Key idea 1 of 9
Ancient interpretations of dreams were unscientific. A far better approach is to relate dreams to real psychic memories.
Dreams can be confusing, often making no apparent sense whatsoever. Throughout the ages, humankind has worked to understand them and penetrate their mysteries.
In classical antiquity, it was believed that dreams were prophecies from divine sources. To understand these predictions, our ancient ancestors would draw on two methods of interpretation.
The first was to interpret the dream in its entirety before relating it to the future. An oracle or dream reader would usually be responsible for this process.

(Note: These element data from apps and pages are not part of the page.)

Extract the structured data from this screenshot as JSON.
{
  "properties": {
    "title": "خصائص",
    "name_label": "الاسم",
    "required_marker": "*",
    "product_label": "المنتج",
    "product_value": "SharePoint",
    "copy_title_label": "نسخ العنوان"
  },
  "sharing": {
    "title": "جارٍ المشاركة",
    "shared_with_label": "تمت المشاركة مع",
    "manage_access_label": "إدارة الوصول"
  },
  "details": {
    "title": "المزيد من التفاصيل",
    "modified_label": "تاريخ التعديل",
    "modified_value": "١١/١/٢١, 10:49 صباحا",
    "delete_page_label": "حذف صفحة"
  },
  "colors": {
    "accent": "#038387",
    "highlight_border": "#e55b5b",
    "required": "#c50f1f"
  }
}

In the second technique, the dream reader would deconstruct the dream and translate it piece by piece. For instance, Alexander the Great had a dream while he was fighting a battle for the ancient Phoenician port city of Tyre. In this dream, he saw a woodland god known as a satyr dancing on his shield. In the dream reader’s interpretation, “satyr” was taken as “sa tyros," which meant “Tyre will be thine,” so the dream was thought to mean that Alexander would win the battle.
The problem with this approach is that it was basically unscientific guesswork. A more sophisticated technique for interpreting dreams is relating the content of the dream to the real psychic memories and experiences of the dreamer herself.
Freud once dreamed that he was with three people: a friend named Otto, an authoritative psychologist named Dr. M and Irma, a family friend whom Freud had treated. In the dream, Dr. M says that Irma is sick because of an infection, likely caused by Otto having used a dirty needle to inject her with.
This dream related to a real phone conversation that the author had with Otto just the day before. In the phone call, Freud felt that Otto was blaming him for Irma’s poor health. Yet in the dream, it’s Otto, not Freud, who is actually to blame for the illness.
The dream was telling Freud, “it’s not your fault," thereby fulfilling his wish to not be responsible for Irma’s sickness.